Cybersecurity practitioners don’t generally fit into a mold. The security industry is relatively new as compared to other fields, which means that many seasoned practitioners got their start in an adjacent field or because they showed an interest in or proclivity towards technology. If you look at successful practitioners across the industry you’ll find just as many different routes that led practitioners to where they are today as you will practitioners themselves.
For this series, Infosec Insider asked a few of our InfoSec World 2018 presenters to share how they came to practice their current role in security. Crane Hassold, Manager, Threat Intelligence at PhishLabs, shares his background in this second Q&A in the series.
My first professional job was as an Intelligence Analyst with the FBI, where I worked for 11 years before moving over to the private sector. At the agency, after a few years working health care fraud and identity theft cases, I moved to the Behavioral Analysis Units, where I spent most of my career working on serial violent crime investigations, essentially the exact opposite of cybersecurity.
My introduction into “cyber” occurred when I started working on a development team for a database that was built to catalogue serial crimes and link them together. Initially, I was just responsible for developing user requirements for the analysts, but later, as the manager of the team, I worked more closely with the engineers to get a better understanding of the nuts and bolts of the development process. I really enjoyed the experience of creating technical measures to enhance the effectiveness of traditional intelligence analysis, and in 2012 I helped create the FBI’s Cyber Behavioral Analysis Center (CBAC), which takes an asymmetric approach to examining cyber threats by combining the traditional behavioral concepts used for decades in the violent crime world with technical expertise to gain a holistic understanding of cyber adversary tactics, techniques, and procedures (TTPs). Not only did my time in CBAC immerse me in the world of cybersecurity, it gave me an opportunity to develop innovative new ways to combat various cyber threats.
While most of my security training was done on the fly as new threats emerged (Google is a threat analyst’s best friend!), one of the great parts of working for the FBI was the amount of training that was provided when necessary. I was able to obtain my GREM, GCIH, GCFE, and GSEC certifications before moving over to the private sector, which gave me a fantastic high-level understanding of the different types of cyber threats and how to analyze them.
In the FBI, one of my primary responsibilities was to analyze the behavioral characteristics of cyber threat actors and exploit those characteristics for various investigative purposes. In my current role as the Threat Intelligence Manager at PhishLabs, a company that primarily investigates phishing-related threats, I analyze the ways threat actors exploit their victims’ behavioral weaknesses via social engineering, which is essentially the reverse of what I was doing at the FBI. The focus on gaining a better understanding of the human side of cyber threats, supplemented with analyzing the technical methods used to carry them out, is what drew me to both roles.

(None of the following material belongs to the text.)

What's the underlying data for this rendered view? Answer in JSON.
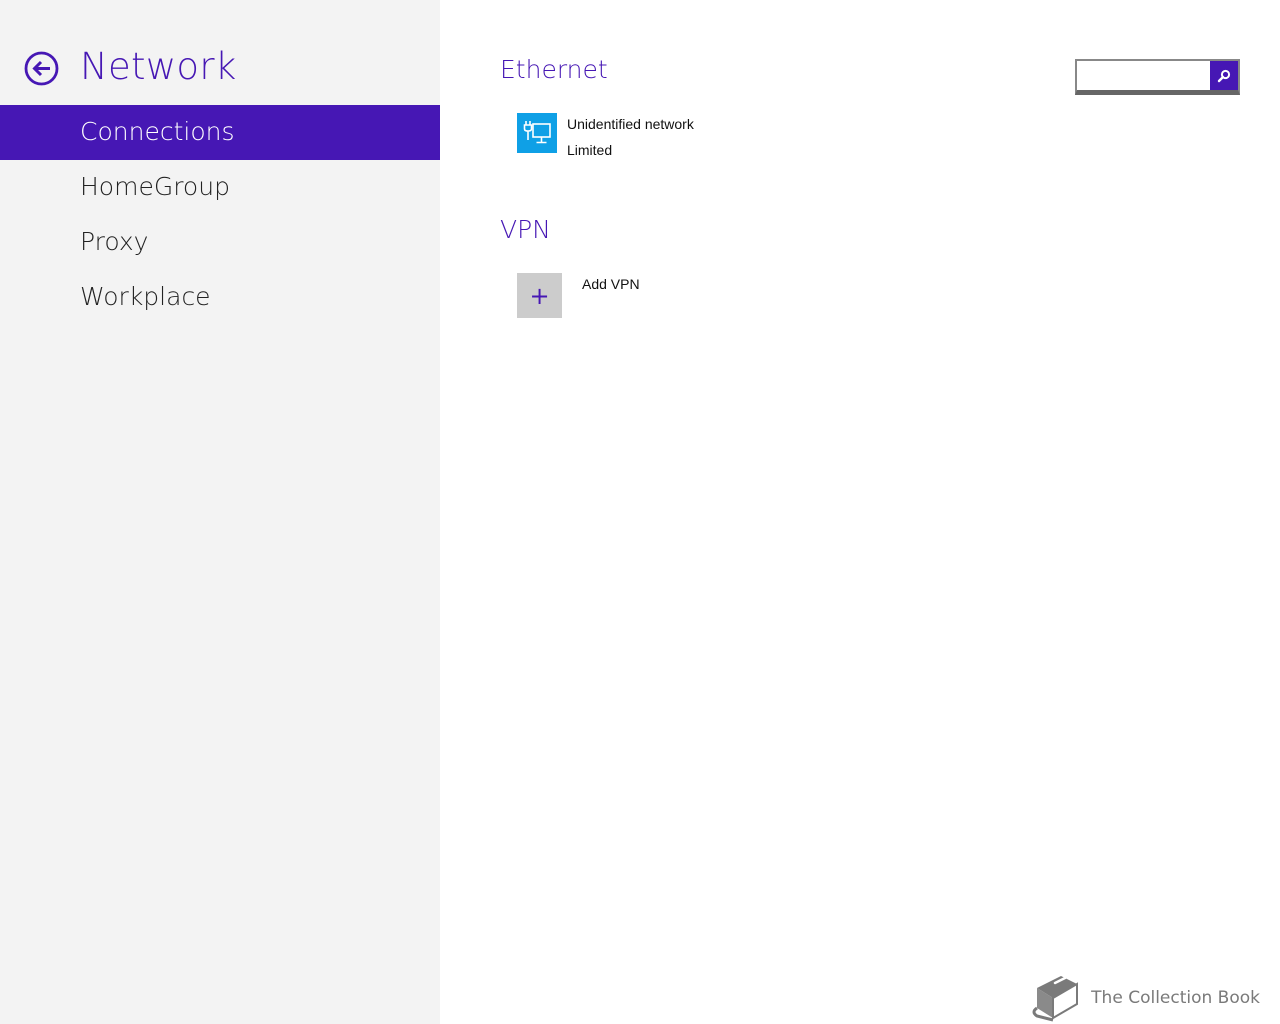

In my opinion,one of the biggest skills needed to become a successful threat intelligence manager is being able to always look at the bigger picture and make sure your team is doing the same. Threat intelligence is not about collecting threat data and simply plugging it into your organization’s defenses. The primary purpose of threat intelligence is to analyze threat data to understand its context and what it means in the grand scheme of things. If you’re looking at the bigger picture, it allows your team to be more proactive and look beyond the horizon to anticipate threats that are more likely to impact your organization, rather than simply reacting to threats as they occur.
If your team will regularly write intelligence products, make sure they always answer two questions: “Why?” and “So What?” Context is everything in intelligence analysis and if a product doesn’t answer these questions, it’s likely not very valuable because it doesn’t tell the reader why they should care about the issue or how it impacts them.

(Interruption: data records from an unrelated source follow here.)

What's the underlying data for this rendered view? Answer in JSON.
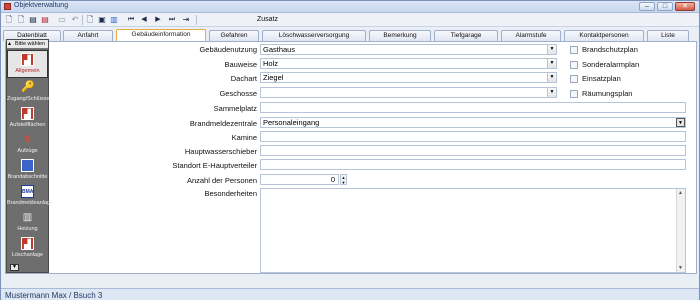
{
  "window": {
    "title": "Objektverwaltung",
    "buttons": {
      "minimize": "–",
      "maximize": "□",
      "close": "✕"
    }
  },
  "toolbar": {
    "zusatz_label": "Zusatz",
    "icons": [
      "new-doc-icon",
      "copy-doc-icon",
      "new-record-icon",
      "delete-icon",
      "save-icon",
      "undo-icon",
      "preview-icon",
      "print-icon",
      "search-icon",
      "first-icon",
      "prev-icon",
      "next-icon",
      "last-icon",
      "exit-icon"
    ]
  },
  "tabs": [
    {
      "label": "Datenblatt"
    },
    {
      "label": "Anfahrt"
    },
    {
      "label": "Gebäudeinformation",
      "active": true
    },
    {
      "label": "Gefahren"
    },
    {
      "label": "Löschwasserversorgung"
    },
    {
      "label": "Bemerkung"
    },
    {
      "label": "Tiefgarage"
    },
    {
      "label": "Alarmstufe"
    },
    {
      "label": "Kontaktpersonen"
    },
    {
      "label": "Liste"
    }
  ],
  "sidebar": {
    "header": "Bitte wählen Sie:",
    "items": [
      {
        "label": "Allgemein",
        "icon": "fire-truck-icon",
        "active": true
      },
      {
        "label": "Zugang/Schlüssel",
        "icon": "key-icon"
      },
      {
        "label": "Aufstellflächen",
        "icon": "fire-truck-icon"
      },
      {
        "label": "Aufzüge",
        "icon": "elevator-icon"
      },
      {
        "label": "Brandabschnitte",
        "icon": "door-icon"
      },
      {
        "label": "Brandmeldeanlage",
        "icon": "bma-icon"
      },
      {
        "label": "Heizung",
        "icon": "radiator-icon"
      },
      {
        "label": "Löschanlage",
        "icon": "fire-truck-icon"
      }
    ]
  },
  "form": {
    "gebaeudenutzung": {
      "label": "Gebäudenutzung",
      "value": "Gasthaus"
    },
    "bauweise": {
      "label": "Bauweise",
      "value": "Holz"
    },
    "dachart": {
      "label": "Dachart",
      "value": "Ziegel"
    },
    "geschosse": {
      "label": "Geschosse",
      "value": ""
    },
    "sammelplatz": {
      "label": "Sammelplatz",
      "value": ""
    },
    "brandmeldezentrale": {
      "label": "Brandmeldezentrale",
      "value": "Personaleingang"
    },
    "kamine": {
      "label": "Kamine",
      "value": ""
    },
    "hauptwasserschieber": {
      "label": "Hauptwasserschieber",
      "value": ""
    },
    "standort_e_hauptverteiler": {
      "label": "Standort E-Hauptverteiler",
      "value": ""
    },
    "anzahl_personen": {
      "label": "Anzahl der Personen",
      "value": "0"
    },
    "besonderheiten": {
      "label": "Besonderheiten",
      "value": ""
    }
  },
  "checkboxes": [
    {
      "label": "Brandschutzplan",
      "checked": false
    },
    {
      "label": "Sonderalarmplan",
      "checked": false
    },
    {
      "label": "Einsatzplan",
      "checked": false
    },
    {
      "label": "Räumungsplan",
      "checked": false
    }
  ],
  "status": {
    "text": "Mustermann Max / Bsuch 3"
  }
}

Many people think that all jobs in the cybersecurity field are technical by nature; however, a lot of what my team and I do on a day-to-day basis is actually quite non-technical. Sure, we need to understand the technical aspects of how threats work, but most of our day is spent analyzing threats to understand their significance and how they impact our clients. This requires more of an analytical mindset rather than a technical mindset, which I’ve found are two completely different things. A good number of technical analysts I’ve met (malware analysts, reverse-engineers, etc.) are hyper-focused on the technical intricacies of a single artifact. As an intelligence team, though, we don’t generally dig into these technical minutiae; we’re more interested in understanding why/if a threat is important, learning more about the actors behind a specific threat, and assessing the overall risk a threat poses to our clients. This requires us to look at a problem from a different perspective.
As an industry, attracting more people who have a more traditional intelligence mindset is incredibly important, yet I think many people with the backgrounds we need bypass opportunities in the cybersecurity field because there is a perception that you need to be a technical expert to be successful. While there are certainly roles that require in-depth technical sophistication, many roles are better suited for analytical thinkers who only need a basic understanding of technical concepts to be successful.

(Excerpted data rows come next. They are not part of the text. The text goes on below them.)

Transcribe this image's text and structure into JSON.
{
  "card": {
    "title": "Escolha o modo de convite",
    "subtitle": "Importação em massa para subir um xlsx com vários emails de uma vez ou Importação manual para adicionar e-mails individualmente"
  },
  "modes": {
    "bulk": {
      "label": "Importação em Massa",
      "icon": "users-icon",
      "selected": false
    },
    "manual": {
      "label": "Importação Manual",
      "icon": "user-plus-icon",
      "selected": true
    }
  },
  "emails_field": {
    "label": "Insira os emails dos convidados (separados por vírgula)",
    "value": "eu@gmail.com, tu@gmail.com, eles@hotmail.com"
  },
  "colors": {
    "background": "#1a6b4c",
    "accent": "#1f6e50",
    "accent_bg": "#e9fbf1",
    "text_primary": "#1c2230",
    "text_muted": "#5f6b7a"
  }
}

Crane will be presenting a talk entitled "Life After Phishing: What's Next?" at InfoSec World Conference in Orlando, Florida, March 19-21, 2018.